LAS VEGAS, Nevada — If anything could shake up the Toyota Camry’s M.O. as a plain family sedan, it’d be the ones brought to the 2017 SEMA Show. Some were designed and inspired by Toyota’s NASCAR drivers. Another was built by a racing analyst. The 2017 SEMA Battle of the Builders unites these cars as they vie to secure the crown for the best build in the industry.
Toyota Motor North America is hitting SEMA hard with 18 cars on the show floor, with emphasis on its two newest models—the all-new 2018 Camry and the recently introduced C-HR crossover. Steve Curtis, Vice President of Media and Market Engagement, hopes this move will help refresh consumer perception of the brand.
“The Camry and C-HR are two all-new vehicles that we’ve introduced this past year,” Curtis says. “We wanted to see just how far we could take them.”
The NASCAR-inspired Camry XSE tunes share Performance mods such as AEM cold air intakes, K&M filters, and StopTech Big Brake kits. They use TRD exhaust, with some variants featuring customized tips. All cars ride on Tein coil-over suspension. Beyond these common modifications, each car features elements reflecting their respective drivers.
Daniel Suarez’ car maintains a near-stock look, with a ghosted number 19 on the fender and customized Rotiform VDA 3-piece forged alloy. Martin Truex Jr.’s car is finished with a protective coat with a satin-black texture. Denny Hamlin’s ride has the stickers and safety harness of a racecar. Kyle Busch’s car has customized aluminum metalwork. Every car has an interior customized with its driver’s logo.
Even among these other outrageous tunes, the Rutledge Wood Camry, designed by the race commentator as part of a partnership with Real Time Automotive Solutions, stands out in its custom metallic paint that combines blue and purple hues. The body work is derived from scan data and the custom panels are formed with 3D printed materials. The sound system got a massive overhaul with huge subwoofers in the back. Wilwood Dynalite brakes with cross-drilled rotors and four-piston forged calipers provide stopping power.
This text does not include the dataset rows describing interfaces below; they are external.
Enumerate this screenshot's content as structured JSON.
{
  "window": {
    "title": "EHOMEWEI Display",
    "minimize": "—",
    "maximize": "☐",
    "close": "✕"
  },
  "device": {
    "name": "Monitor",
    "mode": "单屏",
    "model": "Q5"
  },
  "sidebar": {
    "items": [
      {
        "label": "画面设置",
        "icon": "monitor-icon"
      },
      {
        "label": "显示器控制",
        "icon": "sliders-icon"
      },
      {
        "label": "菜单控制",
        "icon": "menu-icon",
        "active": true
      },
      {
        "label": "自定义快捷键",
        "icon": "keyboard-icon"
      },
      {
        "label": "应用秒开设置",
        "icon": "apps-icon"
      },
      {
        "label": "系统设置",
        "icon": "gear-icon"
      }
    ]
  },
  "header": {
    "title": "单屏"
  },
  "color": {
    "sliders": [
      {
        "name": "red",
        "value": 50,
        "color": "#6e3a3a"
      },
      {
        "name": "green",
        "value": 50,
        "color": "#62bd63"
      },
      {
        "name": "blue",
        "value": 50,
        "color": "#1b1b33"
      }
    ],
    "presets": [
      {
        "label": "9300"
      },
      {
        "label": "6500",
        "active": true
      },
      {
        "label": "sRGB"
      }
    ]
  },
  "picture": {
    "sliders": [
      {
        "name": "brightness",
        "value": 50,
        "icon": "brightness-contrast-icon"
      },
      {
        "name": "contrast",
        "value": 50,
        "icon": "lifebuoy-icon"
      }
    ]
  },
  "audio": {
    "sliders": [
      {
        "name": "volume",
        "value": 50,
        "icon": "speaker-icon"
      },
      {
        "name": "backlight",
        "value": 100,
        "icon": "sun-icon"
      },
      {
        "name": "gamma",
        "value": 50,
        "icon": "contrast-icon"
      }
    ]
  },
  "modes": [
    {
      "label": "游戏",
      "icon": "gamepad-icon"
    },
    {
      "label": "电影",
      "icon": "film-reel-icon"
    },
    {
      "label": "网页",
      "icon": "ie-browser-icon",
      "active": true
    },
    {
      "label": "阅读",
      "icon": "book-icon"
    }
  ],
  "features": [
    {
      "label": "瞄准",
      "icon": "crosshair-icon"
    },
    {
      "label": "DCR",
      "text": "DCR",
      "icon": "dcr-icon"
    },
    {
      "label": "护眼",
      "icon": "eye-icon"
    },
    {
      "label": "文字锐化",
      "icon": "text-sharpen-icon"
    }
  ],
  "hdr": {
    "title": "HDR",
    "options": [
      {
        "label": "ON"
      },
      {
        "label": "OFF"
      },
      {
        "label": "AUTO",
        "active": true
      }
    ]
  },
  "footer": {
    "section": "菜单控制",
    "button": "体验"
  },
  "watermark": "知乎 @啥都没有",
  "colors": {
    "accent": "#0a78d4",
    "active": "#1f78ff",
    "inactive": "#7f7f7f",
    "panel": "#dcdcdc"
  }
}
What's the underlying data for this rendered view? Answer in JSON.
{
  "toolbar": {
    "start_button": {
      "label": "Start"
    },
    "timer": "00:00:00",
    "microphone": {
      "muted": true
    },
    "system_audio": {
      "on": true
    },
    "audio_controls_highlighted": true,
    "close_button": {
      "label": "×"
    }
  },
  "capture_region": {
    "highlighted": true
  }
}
A MaganaFlow exhaust replaces the original for a more aggressive sound. The tune rides on Rotiform 3-piece Custom Rose Gold wheels and Megan racing suspension for a lowered look and stiffer ride.
One car is a true outlier even when compared with the entrants in the Battle of the Builds contest: The R-Tuned Toyota C-HR. It throws nearly everything out from the road version of the subcompact crossover (read: tall hatchback) to become a supercar killer. To start, it’ll accelerate to 60 mph in just 2.9 seconds and has enough grip to hold 1.7 g of lateral acceleration. To achieve this, everything about the build is custom, including an intercooler overhaul, a reworked engine with new pistons. The exhaust boasts titanium retainers and sounds wicked, at least for a four-cylinder. The turbocharger churns out 23 PSI of boost and brings overall power output to a whopping 600 hp and 550 lb-ft of torque. Toyota’s team developing the mad crossover has tracked the R-Tuned CH-R 10 times and done a series of twelve road tests.
The aerodynamic elements of the build generate a reported 300 lbs of downforce at 120 mph. The shocks were developed from scratch as well and the brakes use two-piece rotors with floating aluminum clamps. The car set a lap record at Southern California’s Willow Springs on a hot August day with a scorching temperature of 115 degrees. This beast is nearly a complete custom job and is a far cry from the factory model and we hope it gives way to a hotter version of the C-HR as Toyota rolls out more TRD road-going models for the U.S. market.
The winner of the Battle of the Builders contest will be chosen on November 3rd. More importantly, when automakers like Toyota go all-out to create crazier versions of their usual lineup, the enthusiast community wins in the end.